Windows: Same as above. Double Hung is a standard type of window, but others should be considered, like ’tilt-in, swing (for egress)’ is a great option. Fixed windows in certain areas should also be considered when fresh air is already provided by another window. Note that all rooms must have at least an opening that is 5% of the floor area of the room. Design for cross-ventilation is important as well.

Photo by Nic Buccalo

Garage, Mechanical Rooms and other miscellaneous exterior walls/ceilings.

If any miscellaneous spaces abutt to an interior space they need the same exterior insulation as a typical exterior wall or roof.  For instance, one’s garage might be under ones bedrooms of a house; therefore, the ceiling of the garage should have an R-Value of 49. This is especially important if there is a bathroom, in order to prevent pipes from freezing.


Vapor Barriers:

Vapor Barriers do two important things: help keep your insulation dry and help prevent air flow through exterior surfaces. By keeping the insulation dry one also prevents the conditions for mold growth.

What is it made of? It can be a sheet of clear plastic, or part of batt insulation which comes with a paper backing on one side coated in tar.Where is it located in the wall? It is important to have the vapor barrier between the sheetrock (interior plaster wall sometimes referred to as wallboard) and the stud.  This is to prevent the migration of interior moisture through the sheetrock and into the insulation, which would compromise the R-Value and possibly create conditions for mold. 

Remember, it is interior moisture and not exterior humidity one needs to prevent, so if you remove your sheetrock to install insulation, cover all the studs with a vapor barrier before putting the wallboard back.
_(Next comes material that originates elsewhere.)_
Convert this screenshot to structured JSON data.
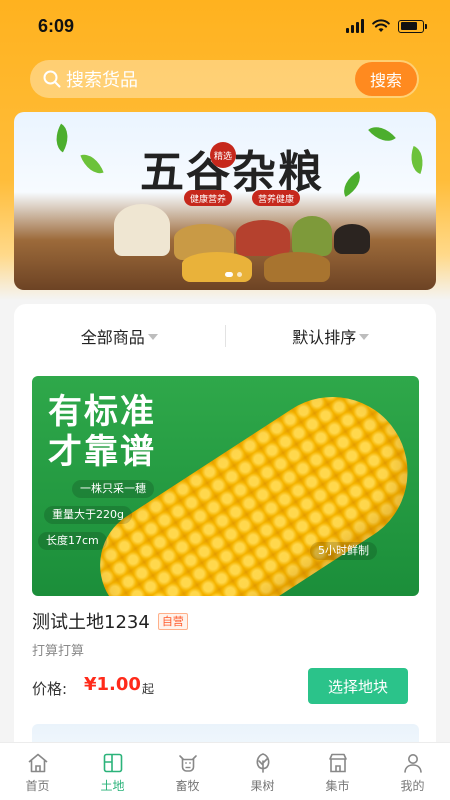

Never put an impermeable vapor barrier on the exterior surface of a house, as moisture needs to migrate out and away from both insulation and materials. House wraps do allow moisture to escape, so these are okay to use over your exterior plywood underneath your siding.

See: Article 1/3: Home Energy Saving: Air Sealing

Visit our blog for more articles:

Leave a Reply

Your email address will not be published. Required fields are marked *

This site uses Akismet to reduce spam. Learn how your comment data is processed.